Earlier in the debate, the party’s justice spokesman, Martin Kenny, said he hoped that next year “we will be making changes to this legislation to ensure that it is robust, stable and does not attract any attention from international human rights observers in the way the present legislation does.

“We need robust legislation and we need to be able to defeat these criminal elements who run amok up and down the length and breadth of the country and internationally.

“And we see the international element of that in the cyberattack on the HSE recently.”

In the debate, the use of the Special Criminal Court to prosecute a former member of the Defence Forces for alleged membership of a terrorist organisation has been sharply criticised in the Dáil.

Independent TD Michael McNamara raised in the Dáil on Wednesday the case of Dundalk woman Lisa Smith, who is to go on trial next year on charges of being a member of unlawful terrorist group Islamic State, also known as Isis, and of financing terrorism.

Mr McNamara said it “beggars belief” that the non-jury court is to be used for this case and said the fact that this “can’t be challenged in the courts brings the whole process into disrepute”.

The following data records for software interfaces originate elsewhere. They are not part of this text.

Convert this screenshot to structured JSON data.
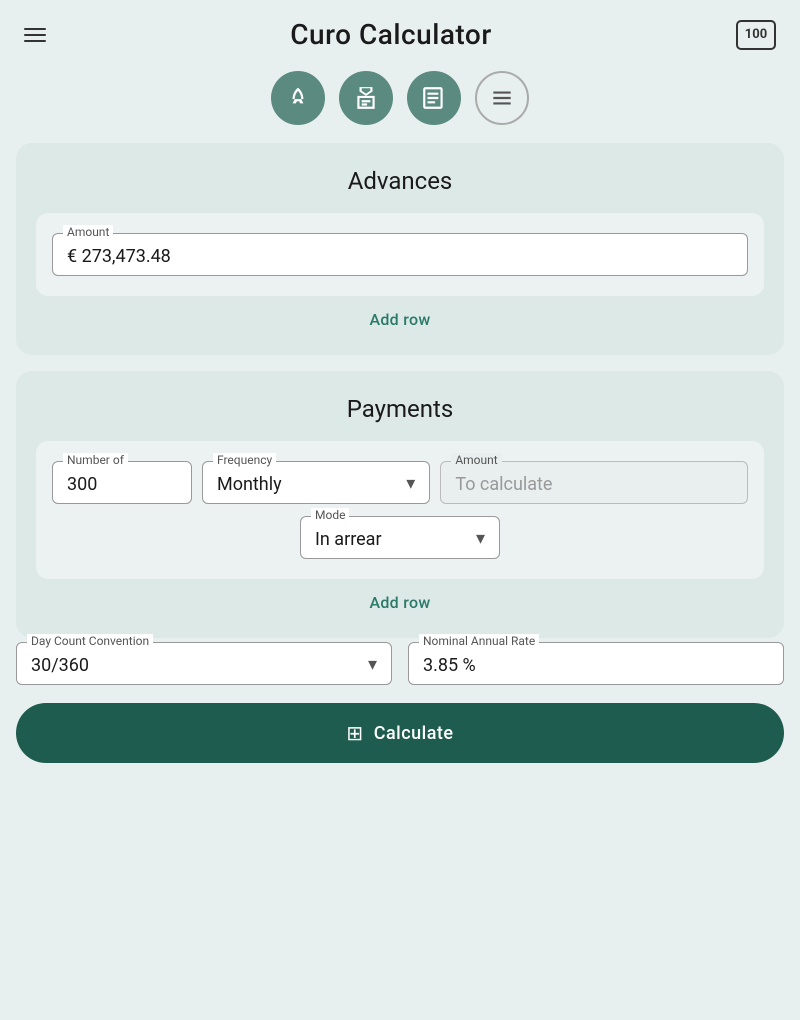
{
  "header": {
    "menu_label": "menu",
    "title": "Curo Calculator",
    "money_icon": "100"
  },
  "nav": {
    "items": [
      {
        "id": "rocket",
        "icon": "rocket",
        "active": true
      },
      {
        "id": "badge",
        "icon": "badge",
        "active": true
      },
      {
        "id": "book",
        "icon": "book",
        "active": true
      },
      {
        "id": "list",
        "icon": "list",
        "active": false
      }
    ]
  },
  "advances": {
    "title": "Advances",
    "amount_label": "Amount",
    "amount_value": "€ 273,473.48",
    "add_row_label": "Add row"
  },
  "payments": {
    "title": "Payments",
    "number_label": "Number of",
    "number_value": "300",
    "frequency_label": "Frequency",
    "frequency_value": "Monthly",
    "amount_label": "Amount",
    "amount_placeholder": "To calculate",
    "mode_label": "Mode",
    "mode_value": "In arrear",
    "add_row_label": "Add row"
  },
  "day_count": {
    "label": "Day Count Convention",
    "value": "30/360"
  },
  "nominal_rate": {
    "label": "Nominal Annual Rate",
    "value": "3.85 %"
  },
  "calculate_button": {
    "label": "Calculate",
    "icon": "calculator"
  }
}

He told Monaghan-based Minister for Justice Heather Humphreys “the idea that Isis could subvert a trial in the ordinary courts in Ireland, I have to say, is as absurd as the idea that the Monaghan Caliphate will be declared at midnight tonight”.

He urged the Minister to “stop making a farce of the law in this way”.

Mr McNamara said non-jury courts were allowed under the Constitution and a number of countries operated them. He did not have a difficulty with this, but with the fact that a decision to try a case in the Special Criminal Court could not be legally challenged.

Independent review

The Minister said the interim report of an independent review group chaired by former Court of Appeal judge Michael Peart is due shortly on the operation of the Offences Against the State Acts.

Ms Humphreys said the provisions needed to continue to be in force because of the “real threat from terrorist activity, particularly from dissident republican paramilitary groups”.

She said the measures were “important in supporting An Garda Síochána in their efforts to investigate, disrupt and dismantle the activities of terrorists”.

Sinn Féin abstained last year for the first time in a vote on the renewal of the Offences Against the State Act, on the basis of the independent review.

The party’s justice spokesman, Martin Kenny, said he hoped that next year “we will be making changes to this legislation to ensure that it is robust, stable and does not attract any attention from international human rights observers in the way the present legislation does.

“We need robust legislation and we need to be able to defeat these criminal elements who run amok up and down the length and breadth of the country and internationally.

“And we see the international element of that in the cyberattack on the HSE recently.”

Deadline

Social Democrats joint leader Catherine Murphy had introduced an amendment putting a deadline of June 29th next year to end the use of provisions under the two Acts in question.

Ms Murphy said the challenge for the Government is “to equip our ordinary courts to administer transparent justice safely and securely” and pointed to options such as anonymous juries.

Independent Louth TD Peter Fitzpatrick supported the retention of the measures and said he believed that the drugs crisis in Drogheda “could have been a lot worse” without these measures.

The amendment was rejected.